After his staggering war epic 1917 that took home multiple Oscars, Sam Mendes graced Toronto International Film Festival (TIFF) 2022 with a quiet, sober rumination on love and identity in 1980s Britain. 

Empire of Light, supposedly drawn from Mendes’ personal experiences growing up in England, revolves around the lives of people working at an old, marquee cinema called Empire on the southern coast of the UK. The duty manager of the cinema, Hilary, played by Olivia Colman, leads a rather lonely, uneventful life that is frequented by sexual ordinances with the cinema manager, played by Colin Firth, and the mundane monotony of looking after a remote cinema. 

Despite the presence of a vibrant bunch of employees that inhabit various duties around the theatre, Hilary retreats to a reclusive lifestyle that seems to be more a function of her personality than a conscious choice. She makes excuses to get out of meeting her coworkers for drinks, walks out on restaurant appointments, and lies in bed staring aimlessly at the window. 

Enter Stephen, played by Micheal Ward, a young Black man who is passionate about studying architecture. While working at the cinema, he quietly transforms Hilary’s life. When Hilary initially shows Stephen around, they stumble upon an abandoned third floor, which becomes the meeting spot for the two over the course of the film. 

From having sex to helping an injured bird recover to building sandcastles by the beach, they find love in each other through a variety of activities. But Hilary’s past as a diagnosed schizophrenic patient and Stephen’s racial identity in an unsettling and turbulent political time, catalyzes a fallout in the later stages of the film. Stephen begins seeing an older friend Ruby and a racist mob beats him up, while Hilary descends into further bouts of schizophrenia, culminating in admission to a social services hospital. 

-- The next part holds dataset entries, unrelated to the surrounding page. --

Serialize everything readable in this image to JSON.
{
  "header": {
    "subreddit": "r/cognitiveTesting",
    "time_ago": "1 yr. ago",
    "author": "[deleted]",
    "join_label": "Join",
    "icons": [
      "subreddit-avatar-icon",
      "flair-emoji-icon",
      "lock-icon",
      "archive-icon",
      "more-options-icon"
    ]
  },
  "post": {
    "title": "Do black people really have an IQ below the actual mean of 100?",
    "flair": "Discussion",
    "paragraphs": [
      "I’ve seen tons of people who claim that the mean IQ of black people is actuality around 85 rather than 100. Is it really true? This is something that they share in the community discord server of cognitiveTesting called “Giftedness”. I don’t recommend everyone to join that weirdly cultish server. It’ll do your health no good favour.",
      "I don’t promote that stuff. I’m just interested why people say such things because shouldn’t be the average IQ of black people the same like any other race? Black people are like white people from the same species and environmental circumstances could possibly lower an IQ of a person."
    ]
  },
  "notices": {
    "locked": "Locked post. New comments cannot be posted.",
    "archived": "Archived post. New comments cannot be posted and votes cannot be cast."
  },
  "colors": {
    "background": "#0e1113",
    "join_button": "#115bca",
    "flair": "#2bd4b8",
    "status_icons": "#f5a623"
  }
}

Empire of Light seemingly has a very rudimentary plot that is no stranger to the big screen. The writing also feels sketchy at times. For instance, while the relationship between Hilary and Stephen is paramount to the film, it feels convenient and sometimes superficial. Mendes wishes to show the complexity of their relationship while grounding it in their personal conflicts, yet it all comes across as a tad half-baked and haphazard. 

What helps the film escape mediocrity is a phenomenal, often heartbreaking, performance by Olivia Colman, powerfully supported by Micheal Ward, Colin Firth, and the rest of the cast. Colman not only embodies the helpless, powerless situations Hilary often finds herself in, but she intricately communicates the rollercoaster of feelings a person diagnosed with schizophrenia might display. She deftly moves from guilt and remorse to playfulness and raging anger. Every time you see her on screen, you discover a new dimension to Hilary’s life and the dire, painful circumstances she often finds herself in. 

Another reason the film is propelled to a different league is Roger Deakins’ exquisite, meaning laden cinematography. Deakins crafts frames that correspond with complete precision to the film narrative, and they artistically reflect the rapidly changing tide of emotions to which the audience is privy. 

Whether Hilary is lying alone in her bed in a rush of the yellowish red reflected from the curtains or Hilary and Stephen are celebrating New Year’s on the cinema rooftop surrounded by nothing but the colours of the firecrackers and lights, we experience the underlying power of cinematic aesthetic to its full potential. The score complements the film naturally, creating a climactic rumbling noise when Stephen’s character gets beaten up by a mob in the theater. 

Toward the end of the film, Stephen leaves for university and for one last time meets Hilary — who is back from her treatment — in a park under the meandering breeze of the trees. She leaves him with a poem that he reads on the train. And as all tragic things are in their own ways, beautiful and fleeting, we are left feeling the power of those specific moments in time that inform our experiences; instead of lamenting over the loss of these moments, we should perhaps come to cherish them. 

Empire of Light is a medium to shine the light on our souls in times of division, hate, and personal change. It stands tall, much like the Empire on the coast, and invites everyone to enter a state of anonymity engulfed in darkness to quietly discover themselves as they lay bare to the power of cinema and life.